I reckon that one way to double traffic to my blog is to mention Everton (well – increase numbers slightly!). I’m sorry to disappoint any football fans, though, for today’s photograph is a rather striking image of a policeman looking over his beat from the heights of Everton. Netherfield Road is below but I cannot decipher the street name on the side of the corner building.
The city he is observing is about to be dramatically changed.The closely-packed terraces are about to make way for that critically flawed high rise housing policy which destroyed well-established neighbourhoods for very little gain. The tower blocks have largely gone and now parkland rolls down the hill to Great Homer Street. Visually a huge improvement but I am sure there are many readers out there who will look at the disappeared landscape with more than a touch of regret for a lost community.
Picture Post on Liverpool available in Waterstones, WH Smith, Book Clearance Centre etc. and on Amazon:

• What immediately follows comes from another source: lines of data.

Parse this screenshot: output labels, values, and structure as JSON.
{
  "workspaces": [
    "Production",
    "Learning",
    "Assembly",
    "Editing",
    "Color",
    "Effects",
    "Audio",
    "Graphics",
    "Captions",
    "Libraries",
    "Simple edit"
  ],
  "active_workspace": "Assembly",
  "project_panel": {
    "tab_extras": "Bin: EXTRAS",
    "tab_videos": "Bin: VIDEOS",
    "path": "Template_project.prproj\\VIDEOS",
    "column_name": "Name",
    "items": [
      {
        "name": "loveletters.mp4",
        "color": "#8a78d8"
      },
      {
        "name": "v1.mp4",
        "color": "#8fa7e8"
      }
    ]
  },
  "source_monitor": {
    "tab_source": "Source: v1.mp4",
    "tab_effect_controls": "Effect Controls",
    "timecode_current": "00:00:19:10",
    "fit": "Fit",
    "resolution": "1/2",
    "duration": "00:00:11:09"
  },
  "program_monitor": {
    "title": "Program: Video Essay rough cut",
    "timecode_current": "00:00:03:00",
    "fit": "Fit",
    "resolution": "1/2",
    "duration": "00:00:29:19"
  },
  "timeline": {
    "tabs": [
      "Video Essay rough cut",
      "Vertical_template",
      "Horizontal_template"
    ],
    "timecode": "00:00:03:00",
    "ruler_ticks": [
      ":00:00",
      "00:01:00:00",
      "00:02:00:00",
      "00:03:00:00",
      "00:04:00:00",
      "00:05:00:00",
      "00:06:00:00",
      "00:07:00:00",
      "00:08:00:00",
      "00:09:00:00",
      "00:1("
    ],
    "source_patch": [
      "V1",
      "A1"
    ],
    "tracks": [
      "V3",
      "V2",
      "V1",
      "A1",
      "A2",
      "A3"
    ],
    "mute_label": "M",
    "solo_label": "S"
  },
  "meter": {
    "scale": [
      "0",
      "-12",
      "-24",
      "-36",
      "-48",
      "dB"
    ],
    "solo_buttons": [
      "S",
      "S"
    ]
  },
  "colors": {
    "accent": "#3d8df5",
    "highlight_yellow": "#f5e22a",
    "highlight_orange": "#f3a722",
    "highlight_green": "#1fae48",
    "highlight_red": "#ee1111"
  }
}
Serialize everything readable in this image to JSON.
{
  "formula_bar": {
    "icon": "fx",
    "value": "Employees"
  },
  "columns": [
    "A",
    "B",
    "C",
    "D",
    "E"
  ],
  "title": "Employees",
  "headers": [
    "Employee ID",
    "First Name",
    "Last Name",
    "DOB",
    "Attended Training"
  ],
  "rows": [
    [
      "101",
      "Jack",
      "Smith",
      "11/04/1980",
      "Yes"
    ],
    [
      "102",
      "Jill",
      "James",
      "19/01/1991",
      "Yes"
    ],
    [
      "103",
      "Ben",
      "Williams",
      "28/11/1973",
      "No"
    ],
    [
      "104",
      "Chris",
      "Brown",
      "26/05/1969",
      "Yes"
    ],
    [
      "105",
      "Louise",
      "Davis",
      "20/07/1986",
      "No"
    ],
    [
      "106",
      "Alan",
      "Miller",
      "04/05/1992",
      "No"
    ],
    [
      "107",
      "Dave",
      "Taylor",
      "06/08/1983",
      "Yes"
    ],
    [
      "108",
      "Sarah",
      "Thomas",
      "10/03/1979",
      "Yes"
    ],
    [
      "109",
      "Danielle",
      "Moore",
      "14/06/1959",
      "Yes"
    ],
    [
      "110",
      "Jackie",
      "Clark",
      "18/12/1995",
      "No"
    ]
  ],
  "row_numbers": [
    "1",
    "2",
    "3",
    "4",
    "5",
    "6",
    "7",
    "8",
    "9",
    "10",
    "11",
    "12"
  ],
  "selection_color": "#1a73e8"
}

The high rise experiment was an almost unmitigated disaster. The motives were honest enough – clear the slums and give families modern, light flats with bathrooms and all mod cons. The model had worked well enough in France, Germany and Holland, so why not Britain?
The problem was that it was an imposed solution. Families and communities were not involved in the planning process. Their streets were demolished and the new flats in the sky considered a fair replacement. Of course they gave many people an immediate improvement in living conditions but at the cost of separation from friends and family.
An alarming problem is evident from the photograph, taken in the mid 1960s. The tower block is probably less than ten years old but it is showing marked deterioration. The concrete is showing staining and corrosion and is typical of such early post-war blocks built in a hurry with inferior materials. Another issue is the barren landscape, hardly an inspiring place to bring up children.
My question – to tax the brains over the Bank Holiday – is where was the tower block? The church must be the giveaway but I can’t place it. Any answers?